xt-customize-image - Customize a freshly installed copy of GNU/Linux
--help Show this scripts help information.
--manual Read this scripts manual.
--version Show the version number and exit.
--verbose Be verbose in our execution.
--location The location of the new installation
--dist The name of the distribution which has been installed.
All other options from xen-create-image, such as the new IP address(es)
to give to the new instance, will be passed as environmental variables.
This script is invoked by xen-create-image after it has created a
fresh installation of Linux within a temporary location.
This script will be invoked with a full copy of the arguments from
xen-create-image in its environment, along with several command line
The command line arguments which are mandatory are:
--location - The temporary installation root of the new install
--dist - The distribution which has been installed.
The distribution name is used to locate an appropriate collection

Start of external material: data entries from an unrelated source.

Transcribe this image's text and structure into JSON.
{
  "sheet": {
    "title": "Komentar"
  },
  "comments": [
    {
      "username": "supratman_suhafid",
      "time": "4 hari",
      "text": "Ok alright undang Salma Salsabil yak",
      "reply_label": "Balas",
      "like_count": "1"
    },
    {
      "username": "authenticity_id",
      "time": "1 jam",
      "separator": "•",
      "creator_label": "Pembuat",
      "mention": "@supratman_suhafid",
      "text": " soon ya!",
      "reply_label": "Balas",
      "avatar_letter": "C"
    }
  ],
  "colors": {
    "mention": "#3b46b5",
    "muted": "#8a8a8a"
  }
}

of scripts, or hooks, to execute to do the actual customisation.
The hooks will each be executed with a single parameter which is
the directory path to the new instance. This argument is taken from
the --location option.
For the distribution named 'foo' the scripts will be loaded and
executed from '/usr/share/xen-tools/foo.d'. Each executable will
be loaded and executed in sorted order.
The systems administrator can optionally provide site-specific
revisions of those same hooks by placing them in the directory
'/etc/xen-tools/hooks.d/' in which case a script with the same name
as the one in the 'foo.d' directory above will take precedence. In
this way certain hooks can be prevented from running, expanded with
site-specific features which won't get overwritten on upgrades, or
patched with critical bug-fixes before the upstream OS distribution
Steve Kemp, https://steve.fi/
Axel Beckert, https://axel.beckert.ch/
Copyright (c) 2005-2009 by Steve Kemp, (c) 2010 by The Xen-Tools Development
Team. All rights reserved.
This module is free software; you can redistribute it and/or modify it under the
same terms as Perl itself. The LICENSE file contains the full text of the